Apocalypse soon …


The end of the world will be … Friday. Or Monday. It depends who you’re listening to, really.

            The uncertainty of the whole affair makes it a tad difficult to organise one’s life. Like whether to renew your driver’s licence for five years or one. Or not at all. Whether or not you should send for a year’s subscription to Chow Down, bearing in mind you might not be eating anything at all after Wednesday. And it certainly seems a waste of time to bother cleaning the windows, considering the glass is going to be whirling around the universe in a trillion pieces and nobody will know who neglected it or didn’t.

            Most importantly, in these uncertain times, you should think again about how worthwhile it would be to build a fallout shelter, emerging like a mole when it’s all over, blinking in the fluorescent red sunlight or whatever – ready to start again in a brave new world. Pass. There wouldn’t be any exciting people left to start it with anyway. Only boring farts who’d built fallout shelters and stockpiled tins of Stagg beans for the past 10 years. All you’d get from them would be a lot of pontificating and flatulence. The exciting people will be in little pieces. Whirling around with my dirty windowpanes, not giving a hoot.

            Besides, there won’t be any malls. Or the Sunday Magazine from the weekend paper. Or terrific telly shows where you can gleefully watch people stuff up other people’s beige homes with a can of purple paint and six metres of orange fur fabric. Not to mention cowprint terry toweling stapled to the wardrobe doors.

            There won’t even be anything to take the Mick out of anymore, seeing as the Flatulent Ones will be busy taking everything far too seriously. They’ll be setting up insurance offices, accountancy programs and working out new calendars and stuff.

            Cries of, ‘Hey – let’s go get a cappuccino!’ will be met with glares of derision and indifference. They’ll be urging you to sign up for the bean-planting committee and warning you about the hazards of standing out in the sun. Which is a bit of a curly one really, seeing as everyone’s glowing in the dark and emitting little beeping noises when they walk too close to rocks. There you’ll be, in a barren landscape, wondering what in hell compelled you to duck into a fallout shelter in the first place.

            The Flatulent Ones will not have chocolate manufacture high on the priority list. It’s going to be mung beans all the way, and a Day-Glo alfalfa crop. Nothing is going to be funny ever again. You can forget trying to organise a bus trip to an underwear emporium, or getting anyone to sing Ten Green Bottles with you as you solemnly dig bean furrows in the atomically-charged earth. You can forget getting your teeth into a Sara Lee danish. Life as you knew it is now somewhere out there in the ether – and by gum, you’re going to be wishing you were part of it. Many parts of it, as it happens.

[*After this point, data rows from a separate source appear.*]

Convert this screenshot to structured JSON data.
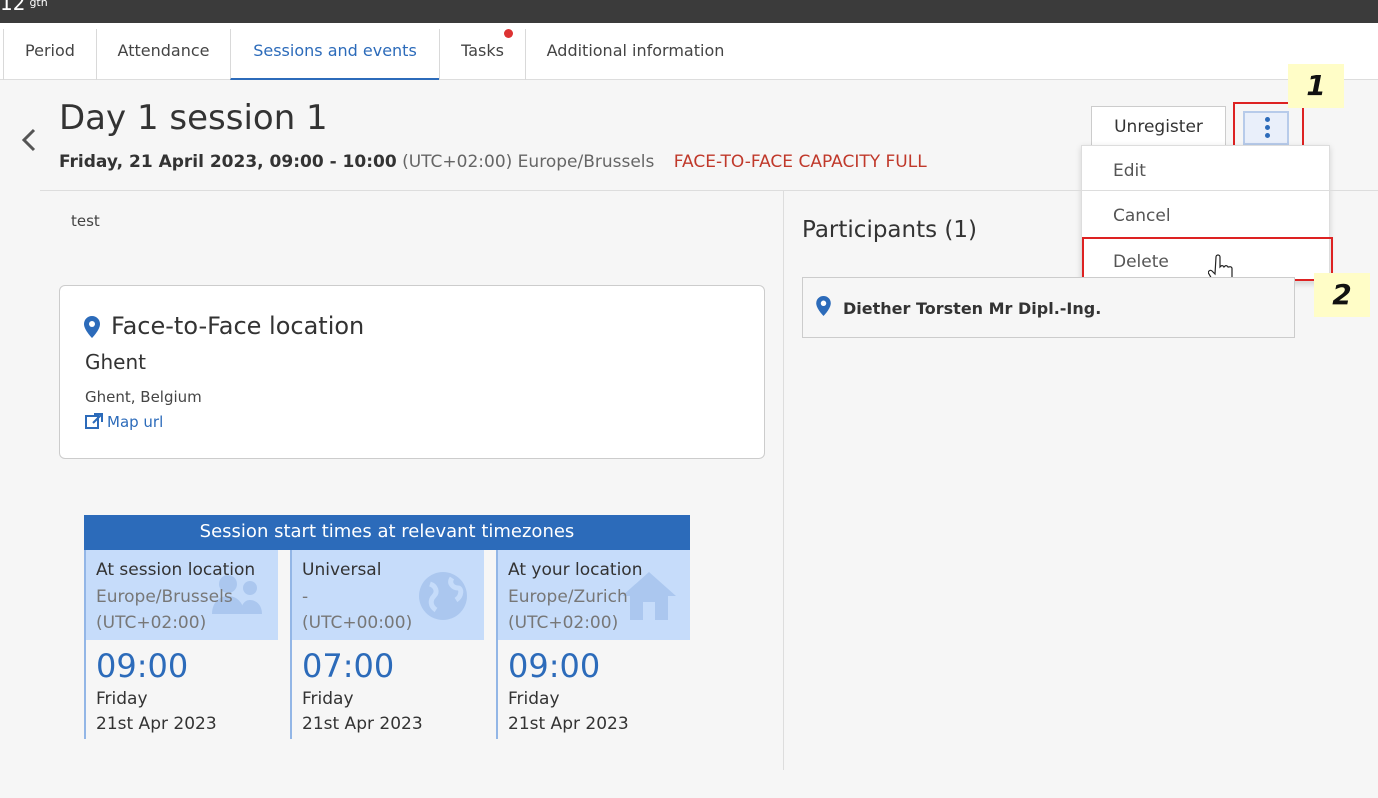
{
  "topbar": {
    "crumb": "12",
    "crumb_sup": "gth"
  },
  "tabs": [
    {
      "label": "Period"
    },
    {
      "label": "Attendance"
    },
    {
      "label": "Sessions and events"
    },
    {
      "label": "Tasks"
    },
    {
      "label": "Additional information"
    }
  ],
  "session": {
    "title": "Day 1 session 1",
    "datetime": "Friday, 21 April 2023, 09:00 - 10:00",
    "timezone": "(UTC+02:00) Europe/Brussels",
    "capacity_status": "FACE-TO-FACE CAPACITY FULL",
    "description": "test"
  },
  "actions": {
    "unregister_label": "Unregister",
    "menu": [
      {
        "label": "Edit"
      },
      {
        "label": "Cancel"
      },
      {
        "label": "Delete"
      }
    ]
  },
  "annotations": {
    "note1": "1",
    "note2": "2"
  },
  "location": {
    "heading": "Face-to-Face location",
    "city": "Ghent",
    "address": "Ghent, Belgium",
    "map_link": "Map url"
  },
  "timezones": {
    "heading": "Session start times at relevant timezones",
    "columns": [
      {
        "label": "At session location",
        "zone": "Europe/Brussels",
        "offset": "(UTC+02:00)",
        "time": "09:00",
        "day": "Friday",
        "date": "21st Apr 2023",
        "icon": "users-icon"
      },
      {
        "label": "Universal",
        "zone": "-",
        "offset": "(UTC+00:00)",
        "time": "07:00",
        "day": "Friday",
        "date": "21st Apr 2023",
        "icon": "globe-icon"
      },
      {
        "label": "At your location",
        "zone": "Europe/Zurich",
        "offset": "(UTC+02:00)",
        "time": "09:00",
        "day": "Friday",
        "date": "21st Apr 2023",
        "icon": "home-icon"
      }
    ]
  },
  "participants": {
    "title": "Participants (1)",
    "items": [
      {
        "name": "Diether Torsten Mr Dipl.-Ing."
      }
    ]
  },
  "colors": {
    "accent": "#2c6bba",
    "danger": "#c0392b",
    "highlight_box": "#dd2222",
    "note_bg": "#fffdc7"
  }
}
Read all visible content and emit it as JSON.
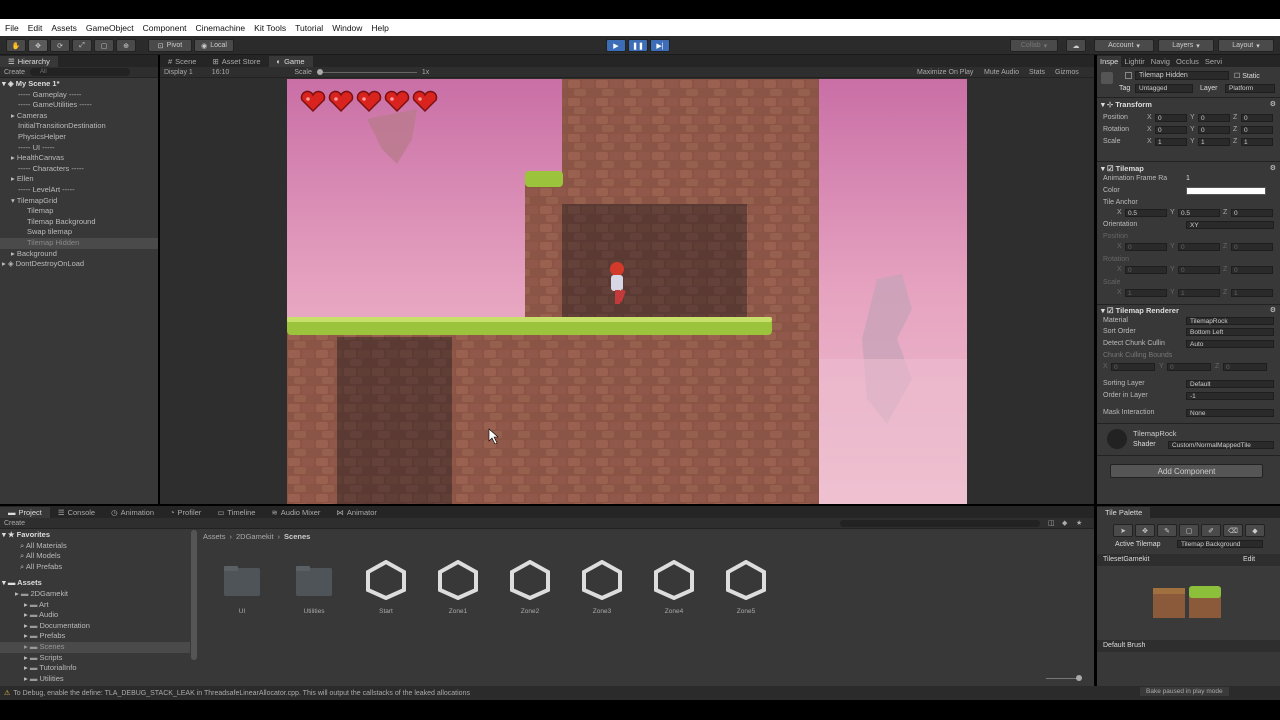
{
  "menu": [
    "File",
    "Edit",
    "Assets",
    "GameObject",
    "Component",
    "Cinemachine",
    "Kit Tools",
    "Tutorial",
    "Window",
    "Help"
  ],
  "toolbar": {
    "pivot": "Pivot",
    "local": "Local",
    "collab": "Collab",
    "account": "Account",
    "layers": "Layers",
    "layout": "Layout"
  },
  "hierarchy": {
    "tab": "Hierarchy",
    "create": "Create",
    "search_placeholder": "All",
    "scene": "My Scene 1*",
    "items": [
      {
        "label": "----- Gameplay -----",
        "indent": 1
      },
      {
        "label": "----- GameUtilities -----",
        "indent": 1
      },
      {
        "label": "Cameras",
        "indent": 1,
        "arrow": true
      },
      {
        "label": "InitialTransitionDestination",
        "indent": 1
      },
      {
        "label": "PhysicsHelper",
        "indent": 1
      },
      {
        "label": "----- UI -----",
        "indent": 1
      },
      {
        "label": "HealthCanvas",
        "indent": 1,
        "arrow": true
      },
      {
        "label": "----- Characters -----",
        "indent": 1
      },
      {
        "label": "Ellen",
        "indent": 1,
        "arrow": true
      },
      {
        "label": "----- LevelArt -----",
        "indent": 1
      },
      {
        "label": "TilemapGrid",
        "indent": 1,
        "arrow": true,
        "open": true
      },
      {
        "label": "Tilemap",
        "indent": 2
      },
      {
        "label": "Tilemap Background",
        "indent": 2
      },
      {
        "label": "Swap tilemap",
        "indent": 2
      },
      {
        "label": "Tilemap Hidden",
        "indent": 2,
        "selected": true
      },
      {
        "label": "Background",
        "indent": 1,
        "arrow": true
      }
    ],
    "dontdestroy": "DontDestroyOnLoad"
  },
  "view_tabs": {
    "scene": "Scene",
    "asset_store": "Asset Store",
    "game": "Game",
    "display": "Display 1",
    "aspect": "16:10",
    "scale_label": "Scale",
    "scale_value": "1x",
    "maximize": "Maximize On Play",
    "mute": "Mute Audio",
    "stats": "Stats",
    "gizmos": "Gizmos"
  },
  "inspector": {
    "tabs": [
      "Inspe",
      "Lightir",
      "Navig",
      "Occlus",
      "Servi"
    ],
    "object_name": "Tilemap Hidden",
    "static": "Static",
    "tag_label": "Tag",
    "tag_value": "Untagged",
    "layer_label": "Layer",
    "layer_value": "Platform",
    "transform": {
      "header": "Transform",
      "position_label": "Position",
      "rotation_label": "Rotation",
      "scale_label": "Scale",
      "position": [
        "0",
        "0",
        "0"
      ],
      "rotation": [
        "0",
        "0",
        "0"
      ],
      "scale": [
        "1",
        "1",
        "1"
      ]
    },
    "tilemap": {
      "header": "Tilemap",
      "anim_rate_label": "Animation Frame Ra",
      "anim_rate": "1",
      "color_label": "Color",
      "anchor_label": "Tile Anchor",
      "anchor": [
        "0.5",
        "0.5",
        "0"
      ],
      "orientation_label": "Orientation",
      "orientation": "XY",
      "dim_position_label": "Position",
      "dim_rotation_label": "Rotation",
      "dim_scale_label": "Scale",
      "dim_values": [
        [
          "0",
          "0",
          "0"
        ],
        [
          "0",
          "0",
          "0"
        ],
        [
          "1",
          "1",
          "1"
        ]
      ]
    },
    "renderer": {
      "header": "Tilemap Renderer",
      "material_label": "Material",
      "material": "TilemapRock",
      "sort_label": "Sort Order",
      "sort": "Bottom Left",
      "chunk_label": "Detect Chunk Cullin",
      "chunk": "Auto",
      "bounds_label": "Chunk Culling Bounds",
      "bounds": [
        "0",
        "0",
        "0"
      ],
      "sorting_layer_label": "Sorting Layer",
      "sorting_layer": "Default",
      "order_label": "Order in Layer",
      "order": "-1",
      "mask_label": "Mask Interaction",
      "mask": "None"
    },
    "material": {
      "name": "TilemapRock",
      "shader_label": "Shader",
      "shader": "Custom/NormalMappedTile"
    },
    "add_component": "Add Component"
  },
  "project": {
    "tabs": [
      "Project",
      "Console",
      "Animation",
      "Profiler",
      "Timeline",
      "Audio Mixer",
      "Animator"
    ],
    "create": "Create",
    "favorites": "Favorites",
    "fav_items": [
      "All Materials",
      "All Models",
      "All Prefabs"
    ],
    "assets": "Assets",
    "tree": [
      {
        "label": "2DGamekit",
        "indent": 1
      },
      {
        "label": "Art",
        "indent": 2
      },
      {
        "label": "Audio",
        "indent": 2
      },
      {
        "label": "Documentation",
        "indent": 2
      },
      {
        "label": "Prefabs",
        "indent": 2
      },
      {
        "label": "Scenes",
        "indent": 2,
        "selected": true
      },
      {
        "label": "Scripts",
        "indent": 2
      },
      {
        "label": "TutorialInfo",
        "indent": 2
      },
      {
        "label": "Utilities",
        "indent": 2
      }
    ],
    "breadcrumb": [
      "Assets",
      "2DGamekit",
      "Scenes"
    ],
    "files": [
      {
        "name": "UI",
        "kind": "folder"
      },
      {
        "name": "Utilities",
        "kind": "folder"
      },
      {
        "name": "Start",
        "kind": "unity"
      },
      {
        "name": "Zone1",
        "kind": "unity"
      },
      {
        "name": "Zone2",
        "kind": "unity"
      },
      {
        "name": "Zone3",
        "kind": "unity"
      },
      {
        "name": "Zone4",
        "kind": "unity"
      },
      {
        "name": "Zone5",
        "kind": "unity"
      }
    ]
  },
  "palette": {
    "tab": "Tile Palette",
    "active_label": "Active Tilemap",
    "active_value": "Tilemap Background",
    "palette_name": "TilesetGamekit",
    "edit": "Edit",
    "brush": "Default Brush"
  },
  "status": {
    "message": "To Debug, enable the define: TLA_DEBUG_STACK_LEAK in ThreadsafeLinearAllocator.cpp. This will output the callstacks of the leaked allocations",
    "bake": "Bake paused in play mode"
  },
  "game": {
    "hearts": 5
  },
  "colors": {
    "play": "#3e6db8",
    "panel": "#383838",
    "sky": "#d98fb0",
    "rock": "#8a5446",
    "grass": "#9bc43c"
  }
}
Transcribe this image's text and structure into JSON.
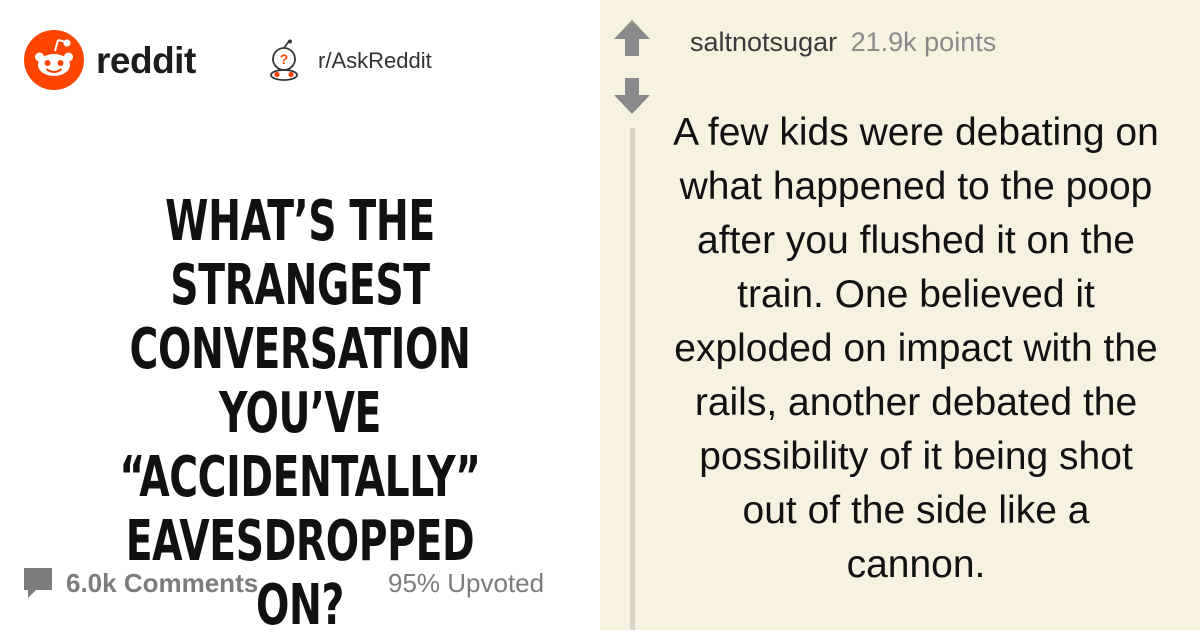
{
  "brand": {
    "name": "reddit",
    "accent": "#ff4500"
  },
  "subreddit": {
    "name": "r/AskReddit"
  },
  "post": {
    "title": "What’s the strangest conversation you’ve “accidentally” eavesdropped on?",
    "comments_label": "6.0k Comments",
    "upvoted_label": "95% Upvoted"
  },
  "comment": {
    "author": "saltnotsugar",
    "points": "21.9k points",
    "body": "A few kids were debating on what happened to the poop after you flushed it on the train. One believed it exploded on impact with the rails, another debated the possibility of it being shot out of the side like a cannon."
  },
  "icons": {
    "brand": "reddit-snoo-icon",
    "subreddit": "askreddit-snoo-icon",
    "comments": "comment-bubble-icon",
    "upvote": "upvote-arrow-icon",
    "downvote": "downvote-arrow-icon"
  },
  "colors": {
    "comment_panel_background": "#f7f1e1",
    "muted_text": "#7c7c7c",
    "vote_arrow": "#8a8a8a"
  }
}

            Because, gentle reader, the kind of people you might even vaguely have wished to be marooned with were the ones who howled with laughter at the word ‘armageddon’. They were the ones who said, ‘Armageddon outta here before it blows!’ and then sat around slapping their thighs and ordering cappuccinos to go.

            They mined uranium, ripped up the forests and munched on genetically modified beef. They destroyed the ozone layer with their refrigerators and motor cars, and let their waste products swim merrily in the water they drank. They thrived on noise and packaging, and visual stimulation. They lived for caffeine and making fun of vegetarians. But now they’re gone.

            You too, could have been part of the Gone Generation – but here you are, hanging out with the Flatulent Ones. Sitting in on a discussion as to whether it would make more sense to have 13 months instead of 12 this time around, and the possibility of cloning cows from the one existing packet of powdered milk. But not for eating purposes, natch.

            There’s nothing electronic, nothing exciting, nothing to look forward to and nothing dangerous. Unless you count that dark red sky and the hideous, ticking soil.

            Ticking, ticking, ticking …